### Extracted data entries
+ + + + + + +

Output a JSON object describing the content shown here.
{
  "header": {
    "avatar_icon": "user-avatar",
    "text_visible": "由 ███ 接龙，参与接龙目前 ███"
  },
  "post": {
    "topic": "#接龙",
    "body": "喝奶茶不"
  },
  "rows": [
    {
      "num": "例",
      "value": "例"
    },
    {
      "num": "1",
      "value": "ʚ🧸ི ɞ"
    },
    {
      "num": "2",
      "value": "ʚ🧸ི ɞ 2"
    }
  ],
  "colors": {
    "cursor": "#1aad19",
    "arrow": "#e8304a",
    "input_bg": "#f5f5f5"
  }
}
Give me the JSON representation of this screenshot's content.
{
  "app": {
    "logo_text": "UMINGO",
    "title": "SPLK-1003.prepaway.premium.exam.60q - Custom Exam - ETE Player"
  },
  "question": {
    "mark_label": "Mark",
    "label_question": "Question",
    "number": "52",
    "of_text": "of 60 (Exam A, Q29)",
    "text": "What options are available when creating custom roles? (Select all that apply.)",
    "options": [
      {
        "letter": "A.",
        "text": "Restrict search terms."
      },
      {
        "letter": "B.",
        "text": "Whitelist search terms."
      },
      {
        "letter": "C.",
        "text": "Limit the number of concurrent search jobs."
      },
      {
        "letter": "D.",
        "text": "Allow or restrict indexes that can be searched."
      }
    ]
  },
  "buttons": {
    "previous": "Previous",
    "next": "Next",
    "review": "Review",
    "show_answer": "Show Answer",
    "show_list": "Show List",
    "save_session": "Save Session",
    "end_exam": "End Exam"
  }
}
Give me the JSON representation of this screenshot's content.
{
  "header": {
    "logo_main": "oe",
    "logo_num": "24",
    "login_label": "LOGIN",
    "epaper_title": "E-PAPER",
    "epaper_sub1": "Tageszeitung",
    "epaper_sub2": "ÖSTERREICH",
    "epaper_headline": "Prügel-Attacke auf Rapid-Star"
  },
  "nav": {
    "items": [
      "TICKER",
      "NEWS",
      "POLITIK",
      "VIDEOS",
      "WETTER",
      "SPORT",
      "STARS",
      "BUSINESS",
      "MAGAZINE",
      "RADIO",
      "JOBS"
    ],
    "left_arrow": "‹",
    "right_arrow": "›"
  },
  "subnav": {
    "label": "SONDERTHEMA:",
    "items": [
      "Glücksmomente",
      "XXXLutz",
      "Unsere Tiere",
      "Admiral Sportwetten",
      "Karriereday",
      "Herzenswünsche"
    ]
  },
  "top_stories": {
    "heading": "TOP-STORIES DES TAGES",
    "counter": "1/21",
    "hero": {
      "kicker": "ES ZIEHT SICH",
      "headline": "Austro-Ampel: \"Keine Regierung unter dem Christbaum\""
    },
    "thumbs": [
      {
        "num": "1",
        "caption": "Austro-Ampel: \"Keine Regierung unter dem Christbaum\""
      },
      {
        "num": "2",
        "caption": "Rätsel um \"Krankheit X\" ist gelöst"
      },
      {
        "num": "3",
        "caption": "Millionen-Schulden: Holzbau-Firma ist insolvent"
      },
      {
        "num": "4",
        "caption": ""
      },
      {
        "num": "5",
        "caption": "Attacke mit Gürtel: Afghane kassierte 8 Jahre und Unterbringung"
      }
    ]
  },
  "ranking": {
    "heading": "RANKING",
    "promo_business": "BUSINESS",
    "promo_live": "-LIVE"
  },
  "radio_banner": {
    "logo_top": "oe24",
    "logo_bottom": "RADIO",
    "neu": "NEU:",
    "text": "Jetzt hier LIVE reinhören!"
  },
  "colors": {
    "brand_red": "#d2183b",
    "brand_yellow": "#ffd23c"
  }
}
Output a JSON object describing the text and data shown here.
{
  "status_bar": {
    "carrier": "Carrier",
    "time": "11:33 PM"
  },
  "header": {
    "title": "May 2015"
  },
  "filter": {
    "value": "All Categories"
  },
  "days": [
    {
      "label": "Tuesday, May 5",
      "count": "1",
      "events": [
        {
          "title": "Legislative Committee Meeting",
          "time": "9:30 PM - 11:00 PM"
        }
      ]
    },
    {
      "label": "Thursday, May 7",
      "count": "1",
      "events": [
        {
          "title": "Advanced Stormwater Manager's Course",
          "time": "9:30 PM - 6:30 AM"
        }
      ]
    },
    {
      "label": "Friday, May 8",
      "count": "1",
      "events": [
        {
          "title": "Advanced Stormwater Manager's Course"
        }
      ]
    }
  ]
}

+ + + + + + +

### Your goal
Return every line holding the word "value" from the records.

### Your solution
      "value": "例"
      "value": "ʚ🧸ི ɞ"
      "value": "ʚ🧸ི ɞ 2"
    "value": "All Categories"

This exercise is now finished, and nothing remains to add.